- Check the state census records because some states take a census more than once a decade. Note: Just because a state says they don’t have a particular year’s census doesn’t mean you should stop looking. It just might be mis-filed. Linda remembers discovering an original census in a library.
- If the veteran comes from a small town, check with the local historical society. Perhaps there are some old letters or photos that could shed some light on the person and his family.
- Finally, if you discover that the veteran was born and raised in a particular town, see if there are any churches that date back to his time. There may be a chance that the vestry has family baptismal, marriage, and/or death records you can search.
- Last but not least, Google the name when all else fails. You’ll be surprised what comes up.
So now that we’ve gotten some new hints on how to search out veterans, let’s ask the most interesting question of all. Just what was it that got Linda started down this path in the first place?
The answer: A mystery.
The Hillside Cemetery Board was already researching faded headstones when a member decided to add in the overlooked Civil War veterans. The spark that hooked Linda was the enigmatic Charles Swartwood. “I couldn’t figure him out,” she said. “All the military records I’d seen for that time are on 5×7 cards that are pre-printed and done by hand, except for Charles’, and his records are typed. Perhaps he was a member of what passed for the CIA in those days.”
She’s still determined to find out.

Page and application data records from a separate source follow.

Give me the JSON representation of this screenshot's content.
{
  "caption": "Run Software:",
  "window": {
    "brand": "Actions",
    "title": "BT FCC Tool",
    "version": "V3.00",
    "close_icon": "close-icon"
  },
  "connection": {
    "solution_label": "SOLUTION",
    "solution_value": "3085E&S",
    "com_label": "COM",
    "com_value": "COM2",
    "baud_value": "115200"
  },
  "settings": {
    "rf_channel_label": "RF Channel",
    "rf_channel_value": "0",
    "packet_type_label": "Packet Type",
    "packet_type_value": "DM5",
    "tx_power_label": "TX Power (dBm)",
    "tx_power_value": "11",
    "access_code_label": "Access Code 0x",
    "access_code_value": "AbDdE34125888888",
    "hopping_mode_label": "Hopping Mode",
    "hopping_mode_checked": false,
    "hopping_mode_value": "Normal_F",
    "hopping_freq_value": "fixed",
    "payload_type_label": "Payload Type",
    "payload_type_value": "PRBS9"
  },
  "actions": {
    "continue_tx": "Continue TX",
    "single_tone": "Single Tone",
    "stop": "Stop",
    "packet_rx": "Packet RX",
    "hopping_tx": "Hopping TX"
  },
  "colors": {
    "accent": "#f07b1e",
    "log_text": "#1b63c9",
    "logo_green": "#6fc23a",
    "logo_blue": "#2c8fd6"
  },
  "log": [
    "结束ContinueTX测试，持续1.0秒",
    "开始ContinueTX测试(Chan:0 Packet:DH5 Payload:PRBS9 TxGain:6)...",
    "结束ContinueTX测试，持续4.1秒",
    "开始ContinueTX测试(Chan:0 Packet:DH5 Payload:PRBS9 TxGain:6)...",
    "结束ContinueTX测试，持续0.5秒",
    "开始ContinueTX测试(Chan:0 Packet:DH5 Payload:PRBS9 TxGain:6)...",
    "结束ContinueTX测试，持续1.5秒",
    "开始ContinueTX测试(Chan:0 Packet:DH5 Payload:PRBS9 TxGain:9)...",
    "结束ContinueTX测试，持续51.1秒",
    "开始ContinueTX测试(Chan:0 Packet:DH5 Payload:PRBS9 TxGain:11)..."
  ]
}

P.S. Don’t’ forget to check back on Thursday when BTG readers can read some of David Waggoner’s tips on how non-families can get a veteran’s replacement headstone from the Veterans’ Administration. Hint: It’s difficult, but not impossible.